= Information supplied =
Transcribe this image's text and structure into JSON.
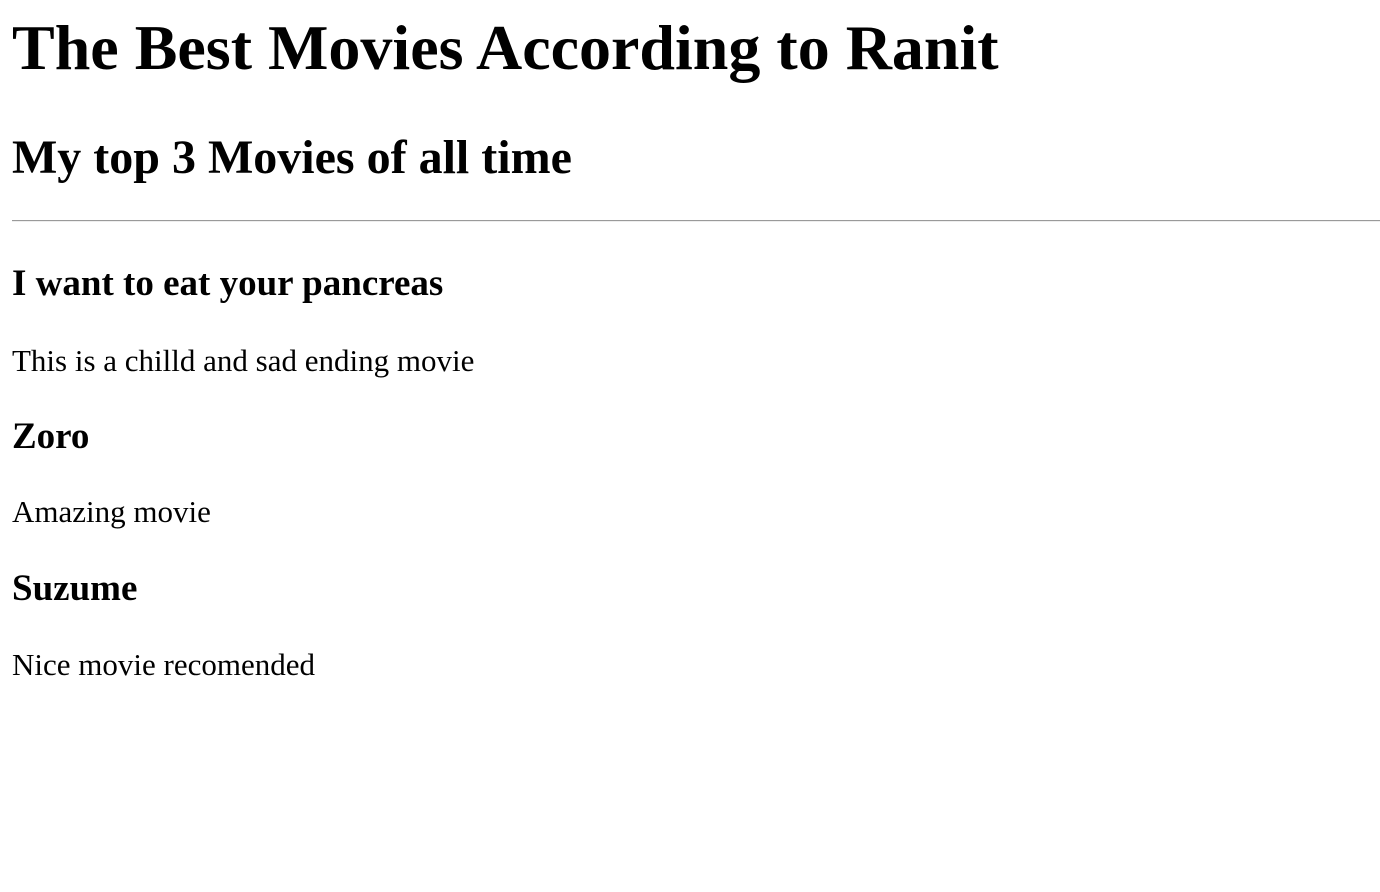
{
  "page": {
    "title": "The Best Movies According to Ranit",
    "subtitle": "My top 3 Movies of all time"
  },
  "movies": [
    {
      "title": "I want to eat your pancreas",
      "description": "This is a chilld and sad ending movie"
    },
    {
      "title": "Zoro",
      "description": "Amazing movie"
    },
    {
      "title": "Suzume",
      "description": "Nice movie recomended"
    }
  ]
}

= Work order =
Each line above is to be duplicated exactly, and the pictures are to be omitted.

= Worked solution =
Transcribe this image's text and structure into JSON.
{
  "page": {
    "title": "The Best Movies According to Ranit",
    "subtitle": "My top 3 Movies of all time"
  },
  "movies": [
    {
      "title": "I want to eat your pancreas",
      "description": "This is a chilld and sad ending movie"
    },
    {
      "title": "Zoro",
      "description": "Amazing movie"
    },
    {
      "title": "Suzume",
      "description": "Nice movie recomended"
    }
  ]
}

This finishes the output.